What if we practiced a different way? What if we had a posture and attitude of welcoming? What if we invited people who are different than us into conversation, connection and true friendship? What if we put this into practice?

While I don’t know all the specifics of what would happen, what I do know is that the world around us would be better, because it would be more Christ-like.

Getting Rid of Your “Spiritual Life” : Otherwise Known as Unifying Your Life


Today, I want to write about something counter-intuitive: to improve your spiritual life, you need to stop focusing on your spiritual life.

And, here is what I mean by that…

When we talk about our “spiritual life,” we often mean things like serving, reading our Bible, going to church, having a quiet time in the morning and so on. In essence, we have a list of things that are “spiritual” and try to do them more or deeper.

But, if you’ve ever tried this, it honestly doesn’t often work all that well. It might help for a little bit, but often quickly sputters out. And, I think the reason it doesn’t work is because we’ve bought into a lie that there is something called “our spiritual life.”

But, there is no such thing as a “spiritual life” – there is just life!

Because, in the Bible, things aren’t split up into two categories: spiritual and real life. It’s all one. The Bible doesn’t split our lives up into spiritual and non-spiritual, but when we do, we run into problems.

Because here is the thing: your “spiritual life” will never improve while you ignore the rest of your life. God isn’t interested in just your prayer time and Bible reading plans; He’s interested in all of you and your entire life. How you treat your co-workers matters just as much as attending church. The things you purchase matter just as much as your Bible knowledge. Your forgiveness toward those who have hurt you matters just as much as you serving in kid’s ministry.

Are you seeing the point?

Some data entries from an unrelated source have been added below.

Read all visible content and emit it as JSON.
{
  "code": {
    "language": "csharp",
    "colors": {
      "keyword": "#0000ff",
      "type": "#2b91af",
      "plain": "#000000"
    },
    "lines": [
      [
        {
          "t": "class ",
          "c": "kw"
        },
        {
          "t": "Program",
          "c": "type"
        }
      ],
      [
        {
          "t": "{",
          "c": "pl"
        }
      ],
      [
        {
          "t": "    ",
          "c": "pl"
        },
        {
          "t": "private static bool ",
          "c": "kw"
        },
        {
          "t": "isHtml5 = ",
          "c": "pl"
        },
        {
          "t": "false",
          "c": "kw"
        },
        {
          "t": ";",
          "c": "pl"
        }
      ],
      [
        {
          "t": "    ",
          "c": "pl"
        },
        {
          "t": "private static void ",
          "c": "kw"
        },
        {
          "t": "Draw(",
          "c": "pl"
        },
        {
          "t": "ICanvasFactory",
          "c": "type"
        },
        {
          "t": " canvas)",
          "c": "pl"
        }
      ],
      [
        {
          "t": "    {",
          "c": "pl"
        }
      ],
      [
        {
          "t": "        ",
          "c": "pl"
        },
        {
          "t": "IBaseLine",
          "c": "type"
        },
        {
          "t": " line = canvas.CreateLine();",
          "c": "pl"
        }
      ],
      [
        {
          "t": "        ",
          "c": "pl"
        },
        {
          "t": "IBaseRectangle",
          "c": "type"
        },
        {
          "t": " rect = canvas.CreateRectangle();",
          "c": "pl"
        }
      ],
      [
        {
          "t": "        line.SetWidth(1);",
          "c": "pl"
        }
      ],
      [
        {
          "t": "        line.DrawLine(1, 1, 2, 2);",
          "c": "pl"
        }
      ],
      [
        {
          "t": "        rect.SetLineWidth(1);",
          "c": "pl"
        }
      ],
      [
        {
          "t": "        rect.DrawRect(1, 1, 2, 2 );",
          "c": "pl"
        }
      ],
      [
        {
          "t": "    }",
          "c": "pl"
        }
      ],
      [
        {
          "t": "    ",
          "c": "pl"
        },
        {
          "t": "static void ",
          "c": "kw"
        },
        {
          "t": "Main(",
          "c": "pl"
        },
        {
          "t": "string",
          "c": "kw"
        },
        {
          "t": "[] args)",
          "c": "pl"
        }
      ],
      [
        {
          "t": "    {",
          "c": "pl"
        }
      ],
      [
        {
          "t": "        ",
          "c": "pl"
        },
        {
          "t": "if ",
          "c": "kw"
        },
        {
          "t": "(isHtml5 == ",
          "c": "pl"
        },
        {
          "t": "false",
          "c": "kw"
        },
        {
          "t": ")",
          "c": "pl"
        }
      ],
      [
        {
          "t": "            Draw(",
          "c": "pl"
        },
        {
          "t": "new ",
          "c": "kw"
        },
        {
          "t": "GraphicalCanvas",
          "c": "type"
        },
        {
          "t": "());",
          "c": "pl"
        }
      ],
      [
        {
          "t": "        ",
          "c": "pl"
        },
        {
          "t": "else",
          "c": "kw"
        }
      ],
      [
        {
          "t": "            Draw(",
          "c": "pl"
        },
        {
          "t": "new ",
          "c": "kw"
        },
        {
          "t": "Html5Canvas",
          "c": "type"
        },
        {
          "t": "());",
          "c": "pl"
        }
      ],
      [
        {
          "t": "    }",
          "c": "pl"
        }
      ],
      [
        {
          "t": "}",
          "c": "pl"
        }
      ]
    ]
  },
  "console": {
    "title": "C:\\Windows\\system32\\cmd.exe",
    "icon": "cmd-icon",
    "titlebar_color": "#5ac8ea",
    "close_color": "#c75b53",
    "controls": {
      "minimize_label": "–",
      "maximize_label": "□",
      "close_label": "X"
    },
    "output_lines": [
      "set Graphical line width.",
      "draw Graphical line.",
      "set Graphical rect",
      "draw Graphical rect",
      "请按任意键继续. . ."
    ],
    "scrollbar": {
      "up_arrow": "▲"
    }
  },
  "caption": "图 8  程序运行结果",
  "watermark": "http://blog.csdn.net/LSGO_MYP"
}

If we want to improve our “spiritual life,” we need to improve all of our lives as a whole. We need to not just focus on reading the Bible more, but living it out in each and every moment. Mondays through Saturdays matter just as much as Sundays. We can’t live divided lives and then expect to grow.

Thomas Merton puts it this way, “If you want to have a spiritual life, you must unify your life.”

You can’t have a spiritual life; you can only have a whole life.

Now, of course, reading your Bible, Sundays, church, serving and prayer all matter immensely. But, the rest of our lives matter too. When we miss that fact, we will get stuck.

So, this week, focus not just on your spiritual life, but on living and responding to God in every aspect of your life. When you start to value each aspect of your life, you might find that God is a part of it all, and that all of it is spiritual.